Although significant amounts of arsenic can be released from natural ore bodies, human activity accounts for most arsenic contamination in soil. In Ontario, many gold, silver, nickel, copper and zinc ores are contaminated with arsenic. As a result, the areas of highest contamination are in the vicinity of mining and smelting operations. Arsenic concentrations in soils around mine sites have been reported as high as 4,700 ppm.
Because arsenic occurs naturally in the environment, everyone is exposed to low levels. The greatest, most common source of exposure to organic arsenic is from food, particularly shellfish, meat, poultry, grain and dairy products. Food and drinking water together account for 99 per cent of total daily intake of arsenic through ingestion. The breakdown is roughly 84 per cent from food, 15 per cent from drinking water, less than one per cent from soil/dusts (emphasis, SmoothingPlane) and a negligible amount from skin contact. Although most areas in Ontario have low levels of arsenic in drinking water supplies, there are places in Northern Ontario where arsenic concentrations in drinking water supplies are relatively high. People living near mining or smelting operations that have been historically contaminated with arsenic may be exposed to higher arsenic concentrations through ingestion of soil or through inhalation of arsenic-contaminated dust.
Edible portions of plants seldom accumulate high concentrations of arsenic. This is because most backyard vegetable plants are sensitive to arsenic in soil and will either be killed or severely stunted long before the arsenic concentrations in their tissues reach concentrations that pose a health risk. The extent of arsenic uptake into plants not only depends on the degree of arsenic contamination in the soil but also on soil properties. In general, the sandier or wetter the soil, the greater the potential for arsenic toxicity. Toxicity symptoms in plants include stunted, blackened roots and blackened leaf margins.
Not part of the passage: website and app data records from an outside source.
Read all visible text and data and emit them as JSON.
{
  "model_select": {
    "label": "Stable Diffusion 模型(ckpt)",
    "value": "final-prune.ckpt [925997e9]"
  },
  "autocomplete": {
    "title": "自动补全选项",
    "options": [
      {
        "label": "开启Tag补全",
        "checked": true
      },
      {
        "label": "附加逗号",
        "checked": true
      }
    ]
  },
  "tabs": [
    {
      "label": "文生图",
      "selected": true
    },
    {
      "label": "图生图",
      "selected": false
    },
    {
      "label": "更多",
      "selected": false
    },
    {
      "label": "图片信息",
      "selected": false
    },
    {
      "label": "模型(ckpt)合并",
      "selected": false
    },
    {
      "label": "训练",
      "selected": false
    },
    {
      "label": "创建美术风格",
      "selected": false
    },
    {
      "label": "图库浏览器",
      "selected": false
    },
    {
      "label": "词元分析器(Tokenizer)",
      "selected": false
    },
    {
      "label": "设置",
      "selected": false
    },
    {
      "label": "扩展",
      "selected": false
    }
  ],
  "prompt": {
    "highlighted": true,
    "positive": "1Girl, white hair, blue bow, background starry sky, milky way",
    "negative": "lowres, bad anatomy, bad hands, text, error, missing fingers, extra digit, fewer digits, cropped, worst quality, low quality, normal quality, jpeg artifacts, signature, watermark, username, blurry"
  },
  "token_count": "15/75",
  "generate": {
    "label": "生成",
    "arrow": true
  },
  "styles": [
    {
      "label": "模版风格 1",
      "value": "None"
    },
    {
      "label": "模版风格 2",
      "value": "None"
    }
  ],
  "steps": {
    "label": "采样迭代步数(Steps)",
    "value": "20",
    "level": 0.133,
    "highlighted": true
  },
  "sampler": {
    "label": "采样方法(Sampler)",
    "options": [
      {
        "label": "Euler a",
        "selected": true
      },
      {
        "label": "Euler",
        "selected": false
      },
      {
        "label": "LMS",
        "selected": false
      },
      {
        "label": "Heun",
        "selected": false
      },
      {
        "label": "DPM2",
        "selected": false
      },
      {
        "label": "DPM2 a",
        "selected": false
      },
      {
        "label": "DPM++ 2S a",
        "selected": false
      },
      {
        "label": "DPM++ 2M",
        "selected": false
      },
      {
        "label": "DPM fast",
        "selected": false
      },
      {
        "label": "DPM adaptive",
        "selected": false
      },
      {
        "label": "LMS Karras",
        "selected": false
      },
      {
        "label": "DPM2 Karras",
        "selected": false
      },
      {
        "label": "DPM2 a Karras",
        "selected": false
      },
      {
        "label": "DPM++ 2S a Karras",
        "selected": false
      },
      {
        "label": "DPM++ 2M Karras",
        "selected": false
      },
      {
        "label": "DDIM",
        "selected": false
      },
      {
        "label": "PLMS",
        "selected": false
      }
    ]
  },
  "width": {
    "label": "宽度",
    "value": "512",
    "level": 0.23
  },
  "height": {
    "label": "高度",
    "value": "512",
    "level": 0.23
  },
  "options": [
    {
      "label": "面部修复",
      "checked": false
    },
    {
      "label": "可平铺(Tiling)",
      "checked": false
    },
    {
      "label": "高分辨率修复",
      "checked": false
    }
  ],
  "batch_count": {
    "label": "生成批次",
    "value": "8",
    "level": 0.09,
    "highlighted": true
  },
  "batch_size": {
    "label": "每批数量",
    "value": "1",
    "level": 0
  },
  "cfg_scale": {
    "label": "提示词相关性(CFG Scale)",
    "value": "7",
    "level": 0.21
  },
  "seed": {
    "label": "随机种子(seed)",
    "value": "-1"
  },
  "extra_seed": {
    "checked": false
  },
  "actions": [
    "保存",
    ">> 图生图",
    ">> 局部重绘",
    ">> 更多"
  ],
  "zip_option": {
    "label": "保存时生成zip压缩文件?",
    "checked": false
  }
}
The highest arsenic concentrations tend to be in root crops, particularly beets and radishes. Fruit crops, such as tomatoes, berries and apples, present a much lower risk because they take up and store very little arsenic.
Green beans are good indicators of arsenic in soil, since bean plants are particularly sensitive to arsenic. If green beans grow well in a garden, it is unlikely that the uptake of arsenic into other vegetables will be high enough to pose a health risk.
A person can take very simple steps to reduce their personal exposure to arsenic in soil or dusts, and because of arsenic's known toxicity, such measures are generally advised. These steps apply to reducing exposures to any metal in soil, in any location.
Contaminated soil can be removed, or exposure can be reduced by covering the soil with clean soil or sod. Soil can also be paved over or covered with paving stones or decking. Other things you can do: